━━━ Data provided ━━━
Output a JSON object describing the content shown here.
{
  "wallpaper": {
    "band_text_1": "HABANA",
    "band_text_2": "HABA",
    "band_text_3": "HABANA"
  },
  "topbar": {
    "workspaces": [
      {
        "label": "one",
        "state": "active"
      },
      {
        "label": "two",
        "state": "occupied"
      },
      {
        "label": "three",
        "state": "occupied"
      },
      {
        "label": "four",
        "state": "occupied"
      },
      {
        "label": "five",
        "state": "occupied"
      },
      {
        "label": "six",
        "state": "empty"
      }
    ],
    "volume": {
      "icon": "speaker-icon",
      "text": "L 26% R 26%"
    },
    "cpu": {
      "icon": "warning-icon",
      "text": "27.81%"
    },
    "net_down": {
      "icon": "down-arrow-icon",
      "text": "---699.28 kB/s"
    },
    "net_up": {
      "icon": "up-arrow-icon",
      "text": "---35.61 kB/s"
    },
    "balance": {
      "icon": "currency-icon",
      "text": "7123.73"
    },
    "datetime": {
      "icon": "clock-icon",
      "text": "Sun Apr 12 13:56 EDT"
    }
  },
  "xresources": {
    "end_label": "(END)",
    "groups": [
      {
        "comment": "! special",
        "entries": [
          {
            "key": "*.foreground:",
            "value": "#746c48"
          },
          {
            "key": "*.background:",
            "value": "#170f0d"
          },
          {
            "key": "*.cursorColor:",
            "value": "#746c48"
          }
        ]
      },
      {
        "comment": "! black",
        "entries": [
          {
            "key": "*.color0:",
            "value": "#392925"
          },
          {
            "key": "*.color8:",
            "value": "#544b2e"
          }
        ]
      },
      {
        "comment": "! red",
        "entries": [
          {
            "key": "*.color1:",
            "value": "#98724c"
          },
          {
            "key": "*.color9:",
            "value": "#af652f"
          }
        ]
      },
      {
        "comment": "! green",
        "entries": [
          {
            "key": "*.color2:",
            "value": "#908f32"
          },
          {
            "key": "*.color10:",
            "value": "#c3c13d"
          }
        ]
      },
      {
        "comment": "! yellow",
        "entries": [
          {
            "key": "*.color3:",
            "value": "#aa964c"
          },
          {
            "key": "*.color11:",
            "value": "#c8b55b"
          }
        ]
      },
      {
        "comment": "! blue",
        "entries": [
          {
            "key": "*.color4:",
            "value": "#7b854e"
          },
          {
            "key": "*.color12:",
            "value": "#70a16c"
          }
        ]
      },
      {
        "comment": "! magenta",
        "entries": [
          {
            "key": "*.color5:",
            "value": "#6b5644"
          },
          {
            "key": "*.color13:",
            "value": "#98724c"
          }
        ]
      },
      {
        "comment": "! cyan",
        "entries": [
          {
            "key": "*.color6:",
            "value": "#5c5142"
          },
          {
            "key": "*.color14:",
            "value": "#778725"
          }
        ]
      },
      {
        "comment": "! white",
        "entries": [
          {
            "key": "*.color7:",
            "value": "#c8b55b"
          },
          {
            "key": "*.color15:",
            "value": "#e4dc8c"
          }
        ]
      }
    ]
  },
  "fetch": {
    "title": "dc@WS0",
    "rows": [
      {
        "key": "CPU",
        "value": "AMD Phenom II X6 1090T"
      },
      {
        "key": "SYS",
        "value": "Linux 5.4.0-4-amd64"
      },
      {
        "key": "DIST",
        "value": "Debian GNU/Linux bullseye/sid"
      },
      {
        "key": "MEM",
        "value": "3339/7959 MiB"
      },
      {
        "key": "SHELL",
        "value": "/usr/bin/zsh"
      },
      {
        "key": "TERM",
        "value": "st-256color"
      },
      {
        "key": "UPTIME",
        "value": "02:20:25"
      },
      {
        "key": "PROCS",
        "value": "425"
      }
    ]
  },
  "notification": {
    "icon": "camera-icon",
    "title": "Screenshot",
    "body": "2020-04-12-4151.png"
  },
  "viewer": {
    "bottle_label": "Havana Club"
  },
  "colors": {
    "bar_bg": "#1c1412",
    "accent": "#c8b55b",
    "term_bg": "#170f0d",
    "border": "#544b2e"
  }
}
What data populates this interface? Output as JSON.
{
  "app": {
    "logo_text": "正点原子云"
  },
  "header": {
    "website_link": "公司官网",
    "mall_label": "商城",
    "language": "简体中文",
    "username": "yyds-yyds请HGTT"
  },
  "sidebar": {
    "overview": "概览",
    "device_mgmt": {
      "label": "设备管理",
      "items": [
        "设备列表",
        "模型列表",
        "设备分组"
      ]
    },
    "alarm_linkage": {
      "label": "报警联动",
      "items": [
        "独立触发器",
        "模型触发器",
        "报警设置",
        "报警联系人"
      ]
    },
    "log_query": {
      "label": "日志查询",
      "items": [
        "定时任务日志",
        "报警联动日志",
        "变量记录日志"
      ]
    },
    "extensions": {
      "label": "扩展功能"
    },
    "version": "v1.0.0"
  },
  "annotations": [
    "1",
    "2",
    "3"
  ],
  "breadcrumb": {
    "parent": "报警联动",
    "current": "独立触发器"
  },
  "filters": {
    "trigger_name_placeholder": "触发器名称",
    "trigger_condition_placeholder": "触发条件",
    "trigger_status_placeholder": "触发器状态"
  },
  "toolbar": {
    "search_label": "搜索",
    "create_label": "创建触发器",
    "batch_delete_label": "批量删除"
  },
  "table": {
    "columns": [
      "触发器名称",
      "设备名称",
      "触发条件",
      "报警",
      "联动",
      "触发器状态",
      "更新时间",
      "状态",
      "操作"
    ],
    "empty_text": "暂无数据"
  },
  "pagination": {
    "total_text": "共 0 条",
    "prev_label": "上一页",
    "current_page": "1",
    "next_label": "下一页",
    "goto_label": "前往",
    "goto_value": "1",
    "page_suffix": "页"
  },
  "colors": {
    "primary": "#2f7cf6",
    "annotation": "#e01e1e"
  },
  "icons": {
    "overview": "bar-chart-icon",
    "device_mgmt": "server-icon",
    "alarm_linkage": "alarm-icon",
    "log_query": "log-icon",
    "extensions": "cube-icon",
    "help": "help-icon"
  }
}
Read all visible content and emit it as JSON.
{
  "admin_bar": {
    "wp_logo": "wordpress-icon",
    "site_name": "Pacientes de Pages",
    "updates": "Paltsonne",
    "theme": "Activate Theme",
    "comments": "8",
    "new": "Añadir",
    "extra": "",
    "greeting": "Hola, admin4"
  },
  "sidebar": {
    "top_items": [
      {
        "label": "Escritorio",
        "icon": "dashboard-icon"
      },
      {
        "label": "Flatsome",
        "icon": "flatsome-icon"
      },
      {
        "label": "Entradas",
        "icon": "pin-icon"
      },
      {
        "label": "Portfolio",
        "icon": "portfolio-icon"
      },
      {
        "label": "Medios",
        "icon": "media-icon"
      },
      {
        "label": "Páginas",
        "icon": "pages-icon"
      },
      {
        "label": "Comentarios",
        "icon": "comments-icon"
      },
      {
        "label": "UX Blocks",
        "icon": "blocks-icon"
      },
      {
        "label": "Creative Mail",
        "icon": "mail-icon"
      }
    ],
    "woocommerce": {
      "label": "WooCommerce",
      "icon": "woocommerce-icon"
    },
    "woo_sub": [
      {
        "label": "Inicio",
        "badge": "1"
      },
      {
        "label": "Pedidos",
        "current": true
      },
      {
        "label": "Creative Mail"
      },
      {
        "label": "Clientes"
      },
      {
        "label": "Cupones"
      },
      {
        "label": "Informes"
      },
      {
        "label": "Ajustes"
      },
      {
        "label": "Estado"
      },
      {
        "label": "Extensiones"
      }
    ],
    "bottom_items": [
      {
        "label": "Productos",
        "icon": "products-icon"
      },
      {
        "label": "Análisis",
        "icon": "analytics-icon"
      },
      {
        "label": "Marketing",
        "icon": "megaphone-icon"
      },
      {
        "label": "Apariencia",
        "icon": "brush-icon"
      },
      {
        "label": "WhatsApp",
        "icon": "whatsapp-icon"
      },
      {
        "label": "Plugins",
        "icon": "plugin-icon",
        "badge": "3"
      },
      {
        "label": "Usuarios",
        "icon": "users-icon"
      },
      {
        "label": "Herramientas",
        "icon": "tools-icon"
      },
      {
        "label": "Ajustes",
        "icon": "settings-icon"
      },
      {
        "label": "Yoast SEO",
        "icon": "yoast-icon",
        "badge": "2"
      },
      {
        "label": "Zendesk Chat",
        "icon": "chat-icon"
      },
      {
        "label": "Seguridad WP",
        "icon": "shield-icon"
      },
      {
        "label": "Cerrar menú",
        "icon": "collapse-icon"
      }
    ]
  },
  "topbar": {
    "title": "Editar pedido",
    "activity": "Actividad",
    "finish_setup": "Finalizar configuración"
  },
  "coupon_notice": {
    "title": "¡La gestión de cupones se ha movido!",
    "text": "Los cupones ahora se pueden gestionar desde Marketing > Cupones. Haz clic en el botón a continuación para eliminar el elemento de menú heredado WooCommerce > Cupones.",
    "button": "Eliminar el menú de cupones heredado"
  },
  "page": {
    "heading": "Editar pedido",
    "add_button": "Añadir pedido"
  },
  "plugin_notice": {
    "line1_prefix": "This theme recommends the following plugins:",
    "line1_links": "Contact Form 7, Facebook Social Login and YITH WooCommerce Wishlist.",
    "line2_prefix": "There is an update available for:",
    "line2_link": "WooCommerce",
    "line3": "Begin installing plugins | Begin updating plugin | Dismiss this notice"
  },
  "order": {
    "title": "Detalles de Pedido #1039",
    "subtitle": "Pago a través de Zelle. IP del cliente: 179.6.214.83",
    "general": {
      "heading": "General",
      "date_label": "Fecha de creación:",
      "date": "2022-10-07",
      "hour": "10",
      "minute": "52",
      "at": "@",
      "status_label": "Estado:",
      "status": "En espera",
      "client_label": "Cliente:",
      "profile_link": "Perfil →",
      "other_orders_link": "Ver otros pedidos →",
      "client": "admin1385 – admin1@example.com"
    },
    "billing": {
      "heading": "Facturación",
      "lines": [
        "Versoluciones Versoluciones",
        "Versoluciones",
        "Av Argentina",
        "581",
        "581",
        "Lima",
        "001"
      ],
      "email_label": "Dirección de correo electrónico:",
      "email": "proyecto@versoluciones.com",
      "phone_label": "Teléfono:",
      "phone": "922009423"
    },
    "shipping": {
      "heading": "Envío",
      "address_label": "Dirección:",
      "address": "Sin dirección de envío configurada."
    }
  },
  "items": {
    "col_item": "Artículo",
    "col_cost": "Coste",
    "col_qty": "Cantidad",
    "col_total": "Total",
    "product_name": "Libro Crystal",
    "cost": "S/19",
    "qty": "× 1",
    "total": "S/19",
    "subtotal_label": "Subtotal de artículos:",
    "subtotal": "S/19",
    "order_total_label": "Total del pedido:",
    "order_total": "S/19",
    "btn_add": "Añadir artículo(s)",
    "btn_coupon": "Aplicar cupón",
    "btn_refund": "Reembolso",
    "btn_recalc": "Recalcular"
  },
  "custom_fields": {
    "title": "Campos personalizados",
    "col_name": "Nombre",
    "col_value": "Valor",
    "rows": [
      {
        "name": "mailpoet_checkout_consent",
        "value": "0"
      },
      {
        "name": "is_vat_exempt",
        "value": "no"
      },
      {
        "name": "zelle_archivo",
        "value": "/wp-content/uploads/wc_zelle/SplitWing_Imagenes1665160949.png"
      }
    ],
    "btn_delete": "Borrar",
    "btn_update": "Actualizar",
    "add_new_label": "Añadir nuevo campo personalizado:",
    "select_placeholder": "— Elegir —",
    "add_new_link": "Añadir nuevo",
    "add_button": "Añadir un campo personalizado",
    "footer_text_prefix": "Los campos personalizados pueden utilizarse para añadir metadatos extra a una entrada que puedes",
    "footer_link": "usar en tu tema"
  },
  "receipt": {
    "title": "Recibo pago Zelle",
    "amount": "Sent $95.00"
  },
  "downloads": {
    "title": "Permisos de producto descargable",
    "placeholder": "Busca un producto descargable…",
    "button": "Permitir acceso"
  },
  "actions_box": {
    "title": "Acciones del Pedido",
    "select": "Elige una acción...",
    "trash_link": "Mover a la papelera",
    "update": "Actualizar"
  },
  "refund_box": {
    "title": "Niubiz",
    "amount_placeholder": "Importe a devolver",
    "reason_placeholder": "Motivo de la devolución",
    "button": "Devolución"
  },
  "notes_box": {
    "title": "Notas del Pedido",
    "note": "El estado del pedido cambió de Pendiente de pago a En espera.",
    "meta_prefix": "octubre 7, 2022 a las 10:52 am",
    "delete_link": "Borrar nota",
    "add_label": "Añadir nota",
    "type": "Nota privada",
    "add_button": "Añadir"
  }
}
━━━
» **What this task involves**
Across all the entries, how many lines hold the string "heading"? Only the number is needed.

» **Answer for this exercise**
4